When it was reported that delegates at the 2010 TUC Annual Conference, held in Manchester, voted in unanimous support of the campaign by Nautilus International – the Union for maritime professionals at sea and ashore – to “secure tougher controls against the threats posed by asbestos on ships”, it should come as no real surprise.
Ship building was one of the major UK industries who were reliant on the comprehensive use of asbestos as a cheap form of anti-corrosive, heat resistant insulation for much of the 20th century. Up until the late 1970s, when asbestos awareness and acceptance finally led to the introduction of its complete ban, over 300 asbestos-containing materials were installed into Royal Navy vessels, which are continually being rediscovered, still in place to this day.
The Nautilus motion declared their concern over the continued presence of asbestos on ships – despite international rules introduced in 2002 to ban its use. In 2009, Nautilus had found asbestos in more than 3,500 parts onboard a new ship, and it was recently revealed that 95 per cent of ships checked in the last four years contained the deadly material.
There is a very real risk of asbetsos exposure to workers operating repairs, maintenance, and especially, the break up of decommissioned vessels. Asbestos can be discovered anywhere on a ship, but especially in the engine room, from the insulation lining of hot steam pipes, fuel lines, turbines and compressors, through to boilers, exhaust systems, connectors and manifolds, rods, valves and packing assemblies.
It has even been discovered that the problem affects ships which had been certified as asbestos-free.
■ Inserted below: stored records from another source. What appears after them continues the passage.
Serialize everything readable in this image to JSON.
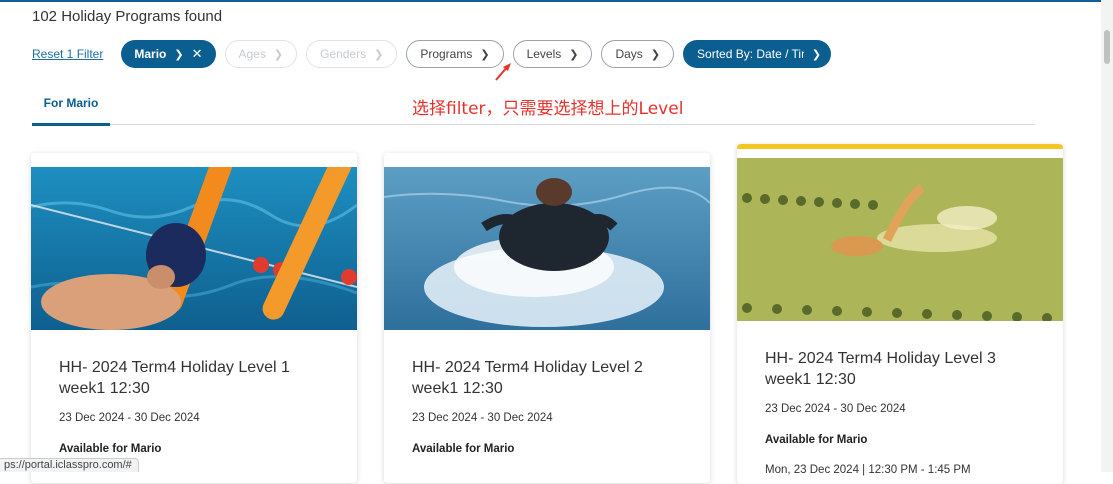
{
  "header": {
    "results_title": "102 Holiday Programs found"
  },
  "filters": {
    "reset_label": "Reset 1 Filter",
    "student_chip": "Mario",
    "ages_chip": "Ages",
    "genders_chip": "Genders",
    "programs_chip": "Programs",
    "levels_chip": "Levels",
    "days_chip": "Days",
    "sorted_chip": "Sorted By: Date / Tim"
  },
  "annotation": {
    "text": "选择filter，只需要选择想上的Level",
    "color": "#e5322d"
  },
  "tabs": [
    {
      "label": "For Mario",
      "active": true
    }
  ],
  "cards": [
    {
      "title": "HH- 2024 Term4 Holiday Level 1 week1 12:30",
      "dates": "23 Dec 2024 - 30 Dec 2024",
      "availability": "Available for Mario",
      "image_icon": "swimmer-with-pool-noodles-photo"
    },
    {
      "title": "HH- 2024 Term4 Holiday Level 2 week1 12:30",
      "dates": "23 Dec 2024 - 30 Dec 2024",
      "availability": "Available for Mario",
      "image_icon": "child-swimming-splash-photo"
    },
    {
      "title": "HH- 2024 Term4 Holiday Level 3 week1 12:30",
      "dates": "23 Dec 2024 - 30 Dec 2024",
      "availability": "Available for Mario",
      "schedule_partial": "Mon, 23 Dec 2024   |   12:30 PM - 1:45 PM",
      "image_icon": "freestyle-swimmer-photo",
      "highlighted": true
    }
  ],
  "status_bar": {
    "url": "ps://portal.iclasspro.com/#"
  },
  "colors": {
    "brand_blue": "#0b5e90",
    "highlight_gold": "#f3c623"
  }
}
Often components or spare parts containing asbestos would be installed after the vessels had been built and declared safe from asbestos. Nautilus went on to suggest that, “ the maritime industry is still being responsible for exposing its workers to asbestos” and thus, creating new victims of asbestosis, for many decades to come.
The truth of this assertion lies in the fact that it can take up 40-50 years after asbestos exposure before asbestosis symptoms appear. In the past, this has often meant that former shipbuilding and dockyard workers would only succumb to a form of asbestos-related disease, such as mesothelioma, in their final years. Rapid deterioration often meant that, with only a few months left to live, claims for mesothelioma compensation could be difficult.
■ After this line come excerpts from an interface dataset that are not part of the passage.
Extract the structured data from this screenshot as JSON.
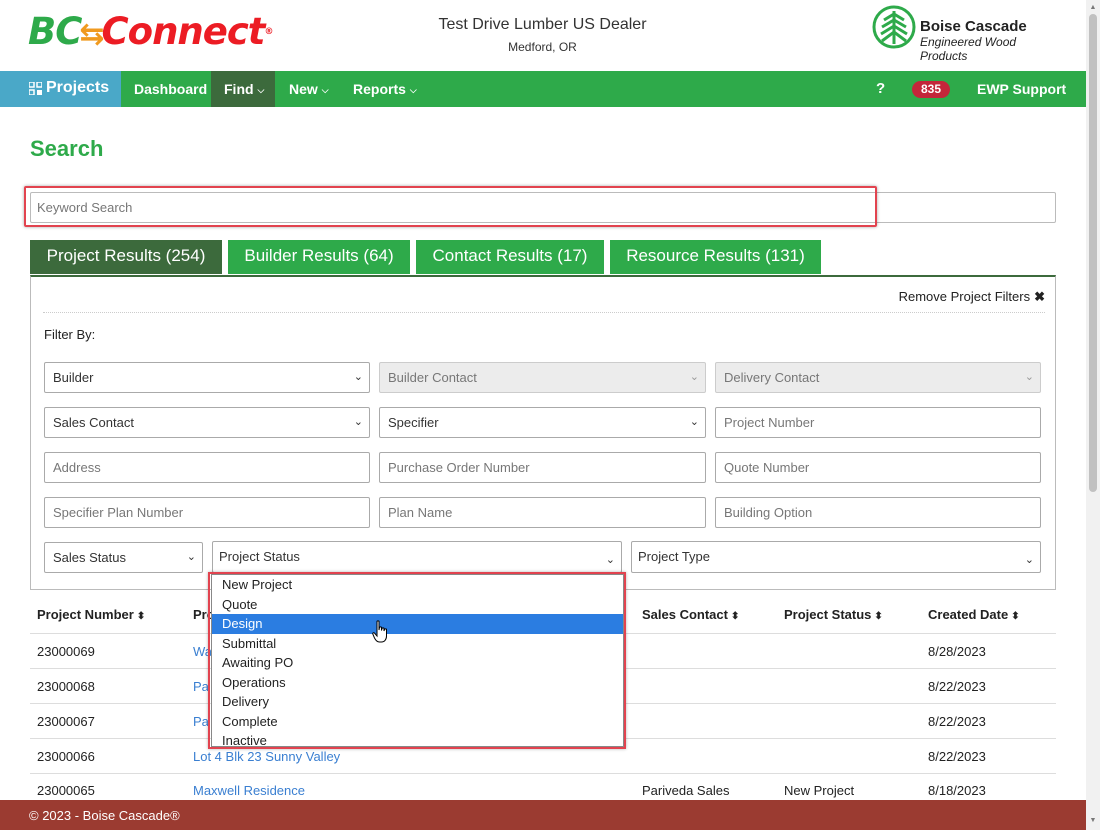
{
  "header": {
    "logo": {
      "bc": "BC",
      "connect": "Connect",
      "tm": "®"
    },
    "dealer_name": "Test Drive Lumber US Dealer",
    "dealer_location": "Medford, OR",
    "company_name": "Boise Cascade",
    "company_tagline": "Engineered Wood Products"
  },
  "nav": {
    "projects": "Projects",
    "dashboard": "Dashboard",
    "find": "Find",
    "new": "New",
    "reports": "Reports",
    "help": "?",
    "badge_count": "835",
    "support": "EWP Support"
  },
  "search": {
    "title": "Search",
    "keyword_placeholder": "Keyword Search"
  },
  "tabs": [
    {
      "label": "Project Results (254)"
    },
    {
      "label": "Builder Results (64)"
    },
    {
      "label": "Contact Results (17)"
    },
    {
      "label": "Resource Results (131)"
    }
  ],
  "filters": {
    "remove_label": "Remove Project Filters",
    "filter_by": "Filter By:",
    "builder": "Builder",
    "builder_contact": "Builder Contact",
    "delivery_contact": "Delivery Contact",
    "sales_contact": "Sales Contact",
    "specifier": "Specifier",
    "project_number": "Project Number",
    "address": "Address",
    "purchase_order_number": "Purchase Order Number",
    "quote_number": "Quote Number",
    "specifier_plan_number": "Specifier Plan Number",
    "plan_name": "Plan Name",
    "building_option": "Building Option",
    "sales_status": "Sales Status",
    "project_status": "Project Status",
    "project_type": "Project Type"
  },
  "status_options": [
    "New Project",
    "Quote",
    "Design",
    "Submittal",
    "Awaiting PO",
    "Operations",
    "Delivery",
    "Complete",
    "Inactive"
  ],
  "status_highlighted": "Design",
  "table": {
    "columns": {
      "project_number": "Project Number",
      "project_name_partial": "Pro",
      "sales_contact": "Sales Contact",
      "project_status": "Project Status",
      "created_date": "Created Date"
    },
    "rows": [
      {
        "number": "23000069",
        "name": "Wa",
        "sales_contact": "",
        "status": "",
        "date": "8/28/2023"
      },
      {
        "number": "23000068",
        "name": "Pa",
        "sales_contact": "",
        "status": "",
        "date": "8/22/2023"
      },
      {
        "number": "23000067",
        "name": "Pa",
        "sales_contact": "",
        "status": "",
        "date": "8/22/2023"
      },
      {
        "number": "23000066",
        "name": "Lot 4 Blk 23 Sunny Valley",
        "sales_contact": "",
        "status": "",
        "date": "8/22/2023"
      },
      {
        "number": "23000065",
        "name": "Maxwell Residence",
        "sales_contact": "Pariveda Sales",
        "status": "New Project",
        "date": "8/18/2023"
      }
    ]
  },
  "footer": {
    "text": "© 2023 - Boise Cascade®"
  },
  "colors": {
    "brand_green": "#2eaa4a",
    "dark_green": "#3c6a3c",
    "nav_blue": "#4aa8c8",
    "footer_red": "#9b3b31",
    "badge_red": "#c3263a",
    "highlight": "#e2434f",
    "selection_blue": "#2b7de1"
  }
}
A radiological survey of 10 per cent of the dockyard populations of Devenport, Chatham, Portsmouth and Rosyth showed that between 2 and 5 per cent of men aged 50-59 years, had lung or pleura abnormalities, probably caused by exposure to asbestos dust.